* [EXERCISE INSTRUCTIONS]: Retyping the entries exactly is all that is required.

**** WORKING DATA

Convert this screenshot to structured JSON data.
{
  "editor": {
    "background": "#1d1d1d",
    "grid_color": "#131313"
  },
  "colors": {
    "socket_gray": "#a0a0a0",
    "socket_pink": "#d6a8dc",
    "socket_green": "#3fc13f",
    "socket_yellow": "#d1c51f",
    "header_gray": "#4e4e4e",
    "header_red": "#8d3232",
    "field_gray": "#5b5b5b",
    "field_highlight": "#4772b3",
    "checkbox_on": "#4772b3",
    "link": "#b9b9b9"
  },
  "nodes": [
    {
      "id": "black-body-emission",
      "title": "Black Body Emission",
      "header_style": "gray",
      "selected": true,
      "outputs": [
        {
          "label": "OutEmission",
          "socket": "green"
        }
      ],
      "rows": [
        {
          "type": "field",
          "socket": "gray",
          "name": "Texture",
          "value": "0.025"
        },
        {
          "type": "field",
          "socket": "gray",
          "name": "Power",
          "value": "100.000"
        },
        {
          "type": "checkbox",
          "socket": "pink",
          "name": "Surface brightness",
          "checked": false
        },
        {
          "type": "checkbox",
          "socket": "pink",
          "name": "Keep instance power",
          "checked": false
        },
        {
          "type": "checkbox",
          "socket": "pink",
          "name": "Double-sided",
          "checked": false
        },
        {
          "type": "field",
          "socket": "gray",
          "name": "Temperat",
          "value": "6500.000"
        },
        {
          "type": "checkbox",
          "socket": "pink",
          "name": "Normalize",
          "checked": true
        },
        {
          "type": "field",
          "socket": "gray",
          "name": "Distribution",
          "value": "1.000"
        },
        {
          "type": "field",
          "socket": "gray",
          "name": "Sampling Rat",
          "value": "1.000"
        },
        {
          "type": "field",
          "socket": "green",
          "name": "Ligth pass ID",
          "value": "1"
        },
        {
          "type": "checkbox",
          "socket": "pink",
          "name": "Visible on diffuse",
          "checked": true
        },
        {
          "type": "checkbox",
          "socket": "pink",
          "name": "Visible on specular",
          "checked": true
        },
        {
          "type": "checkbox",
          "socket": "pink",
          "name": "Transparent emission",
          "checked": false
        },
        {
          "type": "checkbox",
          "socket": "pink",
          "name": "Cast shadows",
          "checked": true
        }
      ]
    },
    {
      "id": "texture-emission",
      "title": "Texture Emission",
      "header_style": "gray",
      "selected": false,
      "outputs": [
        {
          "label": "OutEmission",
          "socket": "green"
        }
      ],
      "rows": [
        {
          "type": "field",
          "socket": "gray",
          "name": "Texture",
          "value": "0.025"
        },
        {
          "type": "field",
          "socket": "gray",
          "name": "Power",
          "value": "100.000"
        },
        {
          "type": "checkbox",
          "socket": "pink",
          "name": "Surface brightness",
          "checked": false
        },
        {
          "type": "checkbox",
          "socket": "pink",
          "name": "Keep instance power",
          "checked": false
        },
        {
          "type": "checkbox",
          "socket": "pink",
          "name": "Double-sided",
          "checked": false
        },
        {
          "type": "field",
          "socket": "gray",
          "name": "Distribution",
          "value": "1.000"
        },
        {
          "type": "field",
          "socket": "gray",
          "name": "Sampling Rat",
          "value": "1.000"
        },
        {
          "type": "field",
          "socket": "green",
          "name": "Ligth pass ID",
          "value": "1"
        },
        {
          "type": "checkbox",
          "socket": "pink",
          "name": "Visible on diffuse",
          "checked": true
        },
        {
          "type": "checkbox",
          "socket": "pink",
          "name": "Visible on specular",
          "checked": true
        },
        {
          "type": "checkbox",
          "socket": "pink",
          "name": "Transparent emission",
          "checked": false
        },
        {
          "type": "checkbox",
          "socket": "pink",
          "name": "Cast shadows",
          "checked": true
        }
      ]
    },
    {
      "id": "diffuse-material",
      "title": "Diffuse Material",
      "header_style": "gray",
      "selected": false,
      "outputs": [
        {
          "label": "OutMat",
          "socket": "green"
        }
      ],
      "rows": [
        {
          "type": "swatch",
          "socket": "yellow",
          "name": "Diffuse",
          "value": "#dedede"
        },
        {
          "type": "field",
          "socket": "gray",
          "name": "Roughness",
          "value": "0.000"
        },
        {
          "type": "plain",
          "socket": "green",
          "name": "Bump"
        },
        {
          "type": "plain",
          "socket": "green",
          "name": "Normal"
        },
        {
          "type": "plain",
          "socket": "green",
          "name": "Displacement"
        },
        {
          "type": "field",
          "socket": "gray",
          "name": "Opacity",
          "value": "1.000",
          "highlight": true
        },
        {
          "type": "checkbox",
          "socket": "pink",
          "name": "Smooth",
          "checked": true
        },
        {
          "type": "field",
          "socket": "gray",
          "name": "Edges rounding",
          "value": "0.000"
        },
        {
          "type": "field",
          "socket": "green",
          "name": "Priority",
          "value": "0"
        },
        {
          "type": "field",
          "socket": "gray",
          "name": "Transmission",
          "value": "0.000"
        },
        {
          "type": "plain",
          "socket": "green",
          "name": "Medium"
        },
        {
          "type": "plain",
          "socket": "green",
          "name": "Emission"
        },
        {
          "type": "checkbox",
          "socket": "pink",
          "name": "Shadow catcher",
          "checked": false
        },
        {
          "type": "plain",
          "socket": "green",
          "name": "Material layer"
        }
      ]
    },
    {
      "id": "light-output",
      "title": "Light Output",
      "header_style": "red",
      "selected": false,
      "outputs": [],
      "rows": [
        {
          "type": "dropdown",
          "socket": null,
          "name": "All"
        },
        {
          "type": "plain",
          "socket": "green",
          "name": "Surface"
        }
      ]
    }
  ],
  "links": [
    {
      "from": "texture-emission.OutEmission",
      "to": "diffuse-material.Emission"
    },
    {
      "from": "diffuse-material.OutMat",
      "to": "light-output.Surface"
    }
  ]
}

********

* [EXERCISE ANSWER]:
Convert this screenshot to structured JSON data.
{
  "editor": {
    "background": "#1d1d1d",
    "grid_color": "#131313"
  },
  "colors": {
    "socket_gray": "#a0a0a0",
    "socket_pink": "#d6a8dc",
    "socket_green": "#3fc13f",
    "socket_yellow": "#d1c51f",
    "header_gray": "#4e4e4e",
    "header_red": "#8d3232",
    "field_gray": "#5b5b5b",
    "field_highlight": "#4772b3",
    "checkbox_on": "#4772b3",
    "link": "#b9b9b9"
  },
  "nodes": [
    {
      "id": "black-body-emission",
      "title": "Black Body Emission",
      "header_style": "gray",
      "selected": true,
      "outputs": [
        {
          "label": "OutEmission",
          "socket": "green"
        }
      ],
      "rows": [
        {
          "type": "field",
          "socket": "gray",
          "name": "Texture",
          "value": "0.025"
        },
        {
          "type": "field",
          "socket": "gray",
          "name": "Power",
          "value": "100.000"
        },
        {
          "type": "checkbox",
          "socket": "pink",
          "name": "Surface brightness",
          "checked": false
        },
        {
          "type": "checkbox",
          "socket": "pink",
          "name": "Keep instance power",
          "checked": false
        },
        {
          "type": "checkbox",
          "socket": "pink",
          "name": "Double-sided",
          "checked": false
        },
        {
          "type": "field",
          "socket": "gray",
          "name": "Temperat",
          "value": "6500.000"
        },
        {
          "type": "checkbox",
          "socket": "pink",
          "name": "Normalize",
          "checked": true
        },
        {
          "type": "field",
          "socket": "gray",
          "name": "Distribution",
          "value": "1.000"
        },
        {
          "type": "field",
          "socket": "gray",
          "name": "Sampling Rat",
          "value": "1.000"
        },
        {
          "type": "field",
          "socket": "green",
          "name": "Ligth pass ID",
          "value": "1"
        },
        {
          "type": "checkbox",
          "socket": "pink",
          "name": "Visible on diffuse",
          "checked": true
        },
        {
          "type": "checkbox",
          "socket": "pink",
          "name": "Visible on specular",
          "checked": true
        },
        {
          "type": "checkbox",
          "socket": "pink",
          "name": "Transparent emission",
          "checked": false
        },
        {
          "type": "checkbox",
          "socket": "pink",
          "name": "Cast shadows",
          "checked": true
        }
      ]
    },
    {
      "id": "texture-emission",
      "title": "Texture Emission",
      "header_style": "gray",
      "selected": false,
      "outputs": [
        {
          "label": "OutEmission",
          "socket": "green"
        }
      ],
      "rows": [
        {
          "type": "field",
          "socket": "gray",
          "name": "Texture",
          "value": "0.025"
        },
        {
          "type": "field",
          "socket": "gray",
          "name": "Power",
          "value": "100.000"
        },
        {
          "type": "checkbox",
          "socket": "pink",
          "name": "Surface brightness",
          "checked": false
        },
        {
          "type": "checkbox",
          "socket": "pink",
          "name": "Keep instance power",
          "checked": false
        },
        {
          "type": "checkbox",
          "socket": "pink",
          "name": "Double-sided",
          "checked": false
        },
        {
          "type": "field",
          "socket": "gray",
          "name": "Distribution",
          "value": "1.000"
        },
        {
          "type": "field",
          "socket": "gray",
          "name": "Sampling Rat",
          "value": "1.000"
        },
        {
          "type": "field",
          "socket": "green",
          "name": "Ligth pass ID",
          "value": "1"
        },
        {
          "type": "checkbox",
          "socket": "pink",
          "name": "Visible on diffuse",
          "checked": true
        },
        {
          "type": "checkbox",
          "socket": "pink",
          "name": "Visible on specular",
          "checked": true
        },
        {
          "type": "checkbox",
          "socket": "pink",
          "name": "Transparent emission",
          "checked": false
        },
        {
          "type": "checkbox",
          "socket": "pink",
          "name": "Cast shadows",
          "checked": true
        }
      ]
    },
    {
      "id": "diffuse-material",
      "title": "Diffuse Material",
      "header_style": "gray",
      "selected": false,
      "outputs": [
        {
          "label": "OutMat",
          "socket": "green"
        }
      ],
      "rows": [
        {
          "type": "swatch",
          "socket": "yellow",
          "name": "Diffuse",
          "value": "#dedede"
        },
        {
          "type": "field",
          "socket": "gray",
          "name": "Roughness",
          "value": "0.000"
        },
        {
          "type": "plain",
          "socket": "green",
          "name": "Bump"
        },
        {
          "type": "plain",
          "socket": "green",
          "name": "Normal"
        },
        {
          "type": "plain",
          "socket": "green",
          "name": "Displacement"
        },
        {
          "type": "field",
          "socket": "gray",
          "name": "Opacity",
          "value": "1.000",
          "highlight": true
        },
        {
          "type": "checkbox",
          "socket": "pink",
          "name": "Smooth",
          "checked": true
        },
        {
          "type": "field",
          "socket": "gray",
          "name": "Edges rounding",
          "value": "0.000"
        },
        {
          "type": "field",
          "socket": "green",
          "name": "Priority",
          "value": "0"
        },
        {
          "type": "field",
          "socket": "gray",
          "name": "Transmission",
          "value": "0.000"
        },
        {
          "type": "plain",
          "socket": "green",
          "name": "Medium"
        },
        {
          "type": "plain",
          "socket": "green",
          "name": "Emission"
        },
        {
          "type": "checkbox",
          "socket": "pink",
          "name": "Shadow catcher",
          "checked": false
        },
        {
          "type": "plain",
          "socket": "green",
          "name": "Material layer"
        }
      ]
    },
    {
      "id": "light-output",
      "title": "Light Output",
      "header_style": "red",
      "selected": false,
      "outputs": [],
      "rows": [
        {
          "type": "dropdown",
          "socket": null,
          "name": "All"
        },
        {
          "type": "plain",
          "socket": "green",
          "name": "Surface"
        }
      ]
    }
  ],
  "links": [
    {
      "from": "texture-emission.OutEmission",
      "to": "diffuse-material.Emission"
    },
    {
      "from": "diffuse-material.OutMat",
      "to": "light-output.Surface"
    }
  ]
}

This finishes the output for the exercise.